"I started exploring those little vignettes of my life and writing songs about them. And in doing so I was looking for the meaning of them, and I didn't find so much meaning in those particular moments in time but more in the process of looking back."
More than that, it's a really interesting way for an artist to draw a connection between a place, a memory and an expression of that memory.
"For some reason, like a particular hotbox you had with your mates seems so epic, so it's kind of visiting that epicness of those places, and looking back at it with 10 years of experience and thinking maybe you were a bit stupid back then."

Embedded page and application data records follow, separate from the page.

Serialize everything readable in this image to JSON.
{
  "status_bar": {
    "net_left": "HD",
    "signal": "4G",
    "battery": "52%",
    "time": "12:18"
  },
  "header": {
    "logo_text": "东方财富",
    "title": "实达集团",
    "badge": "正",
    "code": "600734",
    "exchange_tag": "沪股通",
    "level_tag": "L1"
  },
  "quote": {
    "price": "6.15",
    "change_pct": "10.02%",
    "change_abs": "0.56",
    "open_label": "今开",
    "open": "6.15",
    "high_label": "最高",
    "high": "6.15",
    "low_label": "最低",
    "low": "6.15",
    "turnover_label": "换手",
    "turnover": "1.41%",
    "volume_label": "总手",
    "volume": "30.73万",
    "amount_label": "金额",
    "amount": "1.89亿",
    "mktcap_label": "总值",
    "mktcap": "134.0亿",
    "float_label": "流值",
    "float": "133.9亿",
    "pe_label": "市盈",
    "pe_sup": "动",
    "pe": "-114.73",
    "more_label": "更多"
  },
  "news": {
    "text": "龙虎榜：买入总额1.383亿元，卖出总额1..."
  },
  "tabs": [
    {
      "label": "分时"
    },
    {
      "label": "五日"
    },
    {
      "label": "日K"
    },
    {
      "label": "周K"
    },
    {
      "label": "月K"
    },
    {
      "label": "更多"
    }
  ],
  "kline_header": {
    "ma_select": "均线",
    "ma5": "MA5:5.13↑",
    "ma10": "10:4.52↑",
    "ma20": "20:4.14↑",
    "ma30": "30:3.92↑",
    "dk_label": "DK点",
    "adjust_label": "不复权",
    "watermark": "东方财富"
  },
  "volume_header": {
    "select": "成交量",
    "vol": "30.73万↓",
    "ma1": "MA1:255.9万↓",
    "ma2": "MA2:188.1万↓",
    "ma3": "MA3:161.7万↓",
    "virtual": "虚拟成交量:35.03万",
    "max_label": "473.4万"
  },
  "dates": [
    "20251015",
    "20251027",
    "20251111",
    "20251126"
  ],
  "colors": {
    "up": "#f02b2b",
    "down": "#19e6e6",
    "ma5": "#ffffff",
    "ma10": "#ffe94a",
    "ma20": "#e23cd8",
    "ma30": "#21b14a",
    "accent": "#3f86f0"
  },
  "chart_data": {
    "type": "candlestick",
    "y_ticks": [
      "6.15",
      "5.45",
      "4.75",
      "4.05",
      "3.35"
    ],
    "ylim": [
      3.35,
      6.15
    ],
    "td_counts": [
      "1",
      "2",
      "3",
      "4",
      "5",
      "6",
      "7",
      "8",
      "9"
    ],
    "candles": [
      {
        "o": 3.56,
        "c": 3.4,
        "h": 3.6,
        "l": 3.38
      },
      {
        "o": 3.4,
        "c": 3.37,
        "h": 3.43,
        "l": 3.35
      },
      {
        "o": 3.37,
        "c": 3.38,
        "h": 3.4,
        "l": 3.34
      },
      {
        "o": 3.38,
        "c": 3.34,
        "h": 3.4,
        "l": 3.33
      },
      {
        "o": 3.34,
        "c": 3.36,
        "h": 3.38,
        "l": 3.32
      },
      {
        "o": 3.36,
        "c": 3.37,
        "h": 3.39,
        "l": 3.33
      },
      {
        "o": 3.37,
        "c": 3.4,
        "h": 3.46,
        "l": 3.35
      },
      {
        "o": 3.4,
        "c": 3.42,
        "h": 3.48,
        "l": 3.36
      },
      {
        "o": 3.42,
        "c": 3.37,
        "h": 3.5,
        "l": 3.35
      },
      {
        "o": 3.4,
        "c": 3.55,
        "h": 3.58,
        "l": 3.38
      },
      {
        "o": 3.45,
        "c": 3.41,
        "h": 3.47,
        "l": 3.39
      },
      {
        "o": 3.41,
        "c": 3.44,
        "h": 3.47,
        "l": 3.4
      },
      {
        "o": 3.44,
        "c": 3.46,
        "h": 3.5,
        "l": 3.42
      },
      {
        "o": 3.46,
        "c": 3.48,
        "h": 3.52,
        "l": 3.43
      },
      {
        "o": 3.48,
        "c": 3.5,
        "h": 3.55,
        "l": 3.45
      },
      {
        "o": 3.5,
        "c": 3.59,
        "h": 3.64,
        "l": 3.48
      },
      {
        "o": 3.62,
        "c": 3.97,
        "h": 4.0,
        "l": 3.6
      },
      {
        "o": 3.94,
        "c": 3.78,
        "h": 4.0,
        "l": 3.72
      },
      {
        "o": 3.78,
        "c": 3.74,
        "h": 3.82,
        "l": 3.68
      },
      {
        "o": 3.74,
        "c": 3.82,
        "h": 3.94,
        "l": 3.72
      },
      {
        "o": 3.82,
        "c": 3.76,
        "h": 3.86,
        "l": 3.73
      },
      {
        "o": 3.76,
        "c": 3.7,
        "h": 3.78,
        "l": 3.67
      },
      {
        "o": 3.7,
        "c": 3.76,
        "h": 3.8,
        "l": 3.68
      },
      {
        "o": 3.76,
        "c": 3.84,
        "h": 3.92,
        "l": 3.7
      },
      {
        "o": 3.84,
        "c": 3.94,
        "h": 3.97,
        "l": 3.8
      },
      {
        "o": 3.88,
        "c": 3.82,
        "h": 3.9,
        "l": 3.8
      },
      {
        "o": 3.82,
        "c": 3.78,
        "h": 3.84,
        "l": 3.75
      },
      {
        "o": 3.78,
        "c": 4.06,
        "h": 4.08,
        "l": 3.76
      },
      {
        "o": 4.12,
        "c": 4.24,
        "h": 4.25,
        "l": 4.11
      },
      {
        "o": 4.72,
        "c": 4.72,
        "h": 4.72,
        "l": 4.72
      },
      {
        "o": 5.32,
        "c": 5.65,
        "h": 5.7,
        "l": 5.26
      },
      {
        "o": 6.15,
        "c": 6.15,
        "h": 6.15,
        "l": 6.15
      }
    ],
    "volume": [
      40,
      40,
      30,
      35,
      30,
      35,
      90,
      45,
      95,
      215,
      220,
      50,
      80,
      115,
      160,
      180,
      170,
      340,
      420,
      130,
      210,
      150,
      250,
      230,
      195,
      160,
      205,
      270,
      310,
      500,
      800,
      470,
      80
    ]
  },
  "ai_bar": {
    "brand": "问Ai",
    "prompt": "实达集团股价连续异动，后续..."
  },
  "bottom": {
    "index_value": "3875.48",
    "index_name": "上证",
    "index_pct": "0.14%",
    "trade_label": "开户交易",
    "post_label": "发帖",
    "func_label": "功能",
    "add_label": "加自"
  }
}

Musically they're very much pop songs, texturally they feel like synthpop, but the arrangements include acoustic instruments such as marimba and violin.
"I start all the songs on the guitar, just acoustic guitar and voice, and I write just really simple chords and make sure they work.
"And then I build out from that. Often when I'm writing on the guitar I'm hearing the instrumentation, so when I come to make it and add more stuff on the computer, it's normally already in my head, it's just a matter of finding the right instruments and stuff to colour in the outline."
They're his stories but they feel like they could be your stories, too. Or at least there's something intensely relatable about remembering those past moments which for some reason feel significant. The chorus of South Coast, located on top of a hill overlooking the Cook Strait, repeats the refrain "it's funny what you keep alive", and it really is.
But it's not a sad album. It's full of regret, but in a way which feels kind of good. It captures the feeling of nostalgia so well and, if anything, that should compel the listener away from complacency towards living life.
"I would say the songs are more nostalgic and sentimental than regretful. There's a longing for something lost, but hope for a forgotten future."
Lake South with Robert Scott and Timothy Blackman, 8pm tonight (Saturday, August 24) at The Cook. Tickets $15 from undertheradar.co.nz or $20 on the door.
- Fraser Thompson